- There is a need for diverse family histories about those who have not been represented well in history texts
- There is a need for more family histories documenting female lines
- There is a need for more family histories about families who are not affluent
These 3 all speak to the issue of who has written their stories in the past. We have a tendency to think, ‘who am I to think that someone would want to read my story?’ And yet each of us would be thrilled if their very ordinary ancestor had left some kind of writing or diary or letters that shared a peek into their lives at the time. Someday, our ancestors will be looking for the same about us.
- It may help you understand your current family dynamics
- It will help you build or solidify a sense of family
These 2 share the same theme to me, that we learn who we are by learning where we came from.
- Family histories are important historical documents
This is just so much fun. We are, of course, living history. So what we write becomes historical documents.
- Family trees are abstract, stories add depth
- Writing your family history gives you the chance to depict your ancestors how you see fit
These 2 are about adding richness to your family story. Everyone’s perspective adds to the depth and breadth of your story.
So, now that we’ve decided that writing our own stories is a good idea, I will share a chapter of mine.
Every year, I decide to participate in an event or activity that I haven’t done, either ever or for a long time. (Family parties occur on a separate day.) Sometimes these challenge me to step out of my box a little.
Some of the things I’ve done in the past include horse riding in Garden of the Gods, spelunking (?) in Cave of the Winds, and last year’s event was visiting the big cat sanctuary, Serenity Springs Wildlife Center. (I love big cats. Well, I just love cats.)

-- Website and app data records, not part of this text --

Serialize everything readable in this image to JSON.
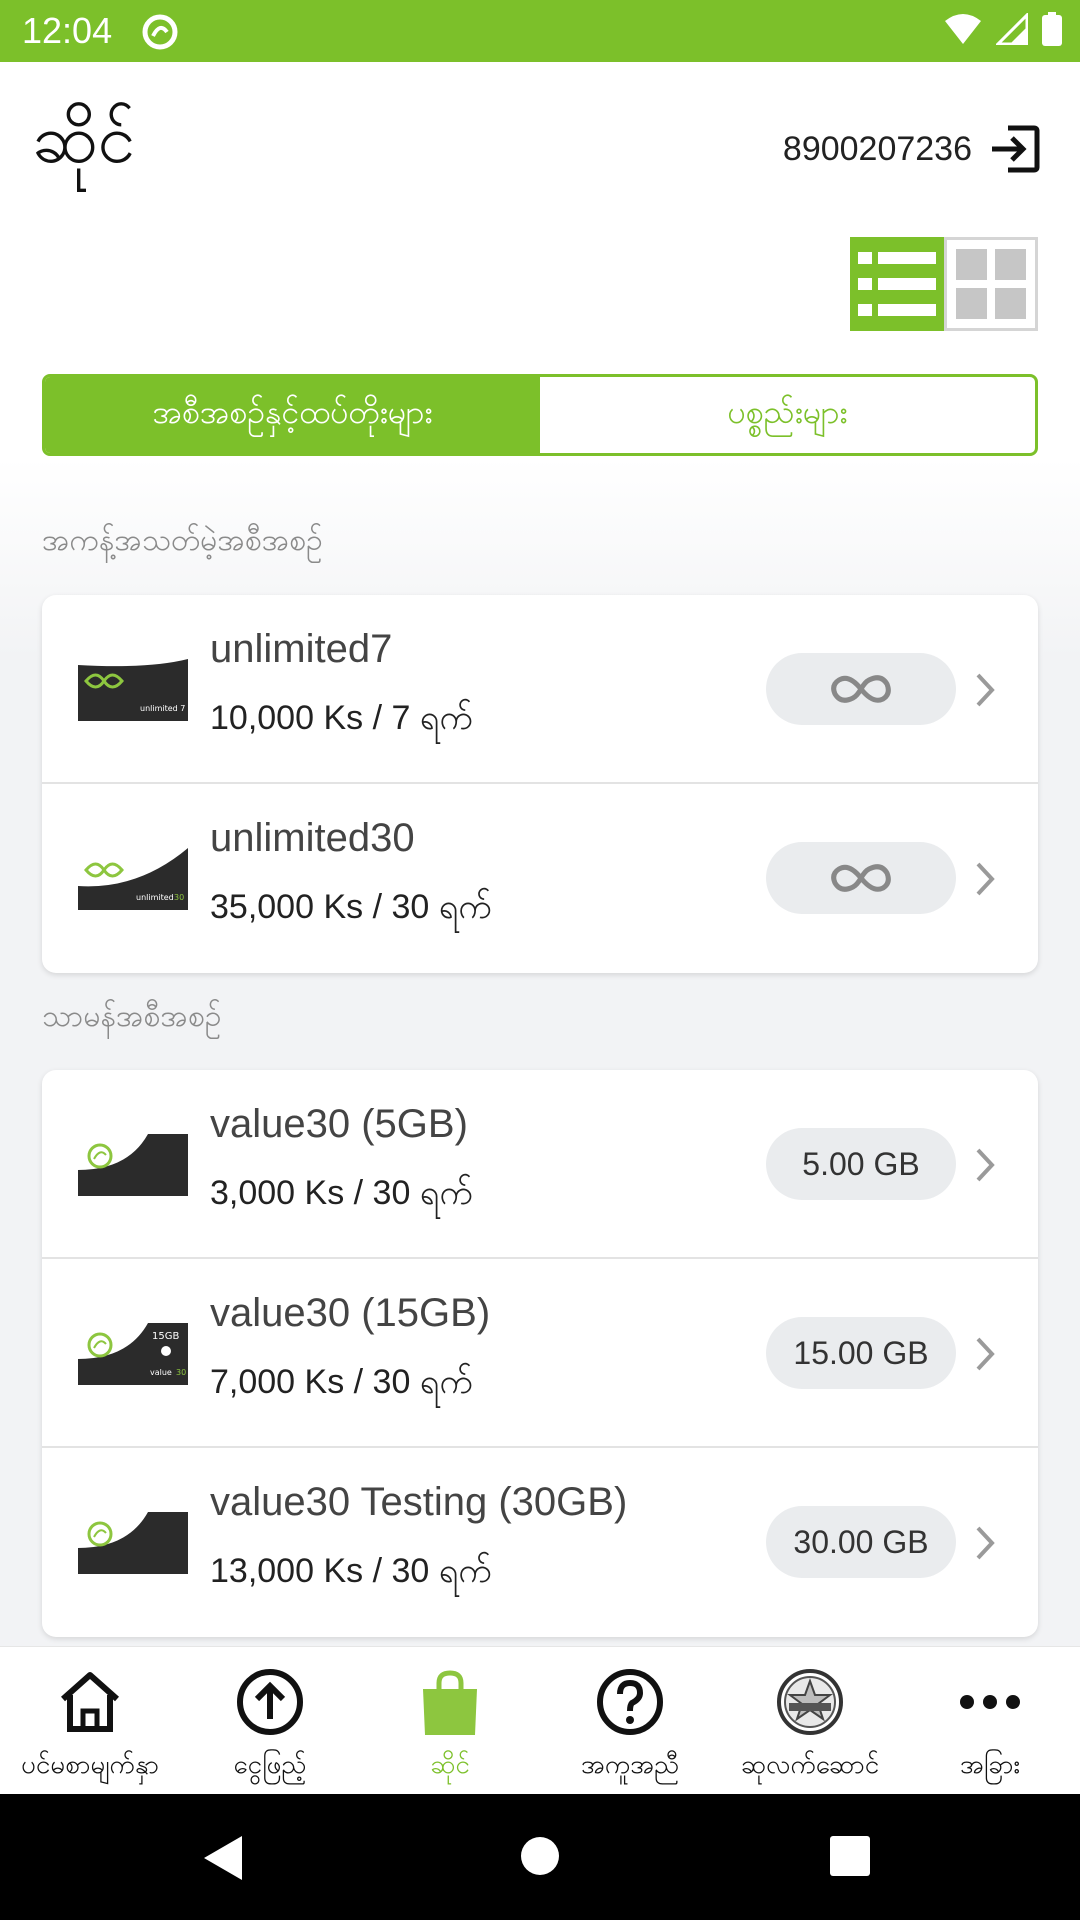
{
  "status_bar": {
    "time": "12:04"
  },
  "header": {
    "title": "ဆိုင်",
    "account_number": "8900207236"
  },
  "tabs": [
    {
      "label": "အစီအစဉ်နှင့်ထပ်တိုးများ",
      "active": true
    },
    {
      "label": "ပစ္စည်းများ",
      "active": false
    }
  ],
  "sections": [
    {
      "title": "အကန့်အသတ်မဲ့အစီအစဉ်",
      "items": [
        {
          "name": "unlimited7",
          "price": "10,000 Ks / 7 ရက်",
          "amount_icon": "infinity-icon"
        },
        {
          "name": "unlimited30",
          "price": "35,000 Ks / 30 ရက်",
          "amount_icon": "infinity-icon"
        }
      ]
    },
    {
      "title": "သာမန်အစီအစဉ်",
      "items": [
        {
          "name": "value30 (5GB)",
          "price": "3,000 Ks / 30 ရက်",
          "amount": "5.00 GB"
        },
        {
          "name": "value30 (15GB)",
          "price": "7,000 Ks / 30 ရက်",
          "amount": "15.00 GB"
        },
        {
          "name": "value30 Testing (30GB)",
          "price": "13,000 Ks / 30 ရက်",
          "amount": "30.00 GB"
        }
      ]
    }
  ],
  "bottom_nav": [
    {
      "label": "ပင်မစာမျက်နှာ",
      "icon": "home-icon",
      "active": false
    },
    {
      "label": "ငွေဖြည့်",
      "icon": "top-up-icon",
      "active": false
    },
    {
      "label": "ဆိုင်",
      "icon": "shopping-bag-icon",
      "active": true
    },
    {
      "label": "အကူအညီ",
      "icon": "help-icon",
      "active": false
    },
    {
      "label": "ဆုလက်ဆောင်",
      "icon": "rewards-icon",
      "active": false
    },
    {
      "label": "အခြား",
      "icon": "more-icon",
      "active": false
    }
  ],
  "colors": {
    "brand": "#7cc02a",
    "pill_bg": "#eaecee"
  }
}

This year I decided to do the zipline at Royal Gorge. One other time I did a small zipline that was short and close to the ground. They call this one the Cloudscraper, and you travel 1200 feet above the Arkansas River below. It is the highest zipline in the country.
My daughter agreed to go with me. The night before we were scheduled to go, I called her and asked if we were still on, half hoping she’d say no. I admit to being freaked out slightly apprehensive. When she said we were good to go, I pulled up my big girl panties and away we went.
Some of you may know that the Royal Gorge experienced significant fire damage when fires raced through Colorado. Royal Gorge was almost totally destroyed. All that remained was the suspension bridge. So, the gondolas, and zipline and buildings are all new since then.
We took the gondola over the canyon first of all, and walked down to watch the documentary movie about the history of the park, including before and after the fire. Then we walked over the bridge, enjoying the incredible view.
We then took the gondola up again and came down on the zipline. Truthfully, after we were there, I wasn’t as nervous. I wasn’t shaking or anything, but I did agree with my daughter we should wait to eat until after the zipline-just in case.
Sure as the world, it started sprinkling just as we got in line and I got scared that, this close to achieving my goal, I would be thwarted by rain. But they let us go.
I refrained from giving off a death scream as we went off the side. It turns out that it is kind of a controlled speed rather than a ‘zip as fast as you can’ thing, so there was no terror involved. I did give off a ‘Woot’ -just because I could. Excellent experience!
I refrained from buying the ‘I survived’ t-shirt, but that is how I really felt. It seems I always feel stronger after having faced my fears.
What special events do you plan for your birthday? I’d love to hear how you celebrate ‘a year older.’ Are they part of your story?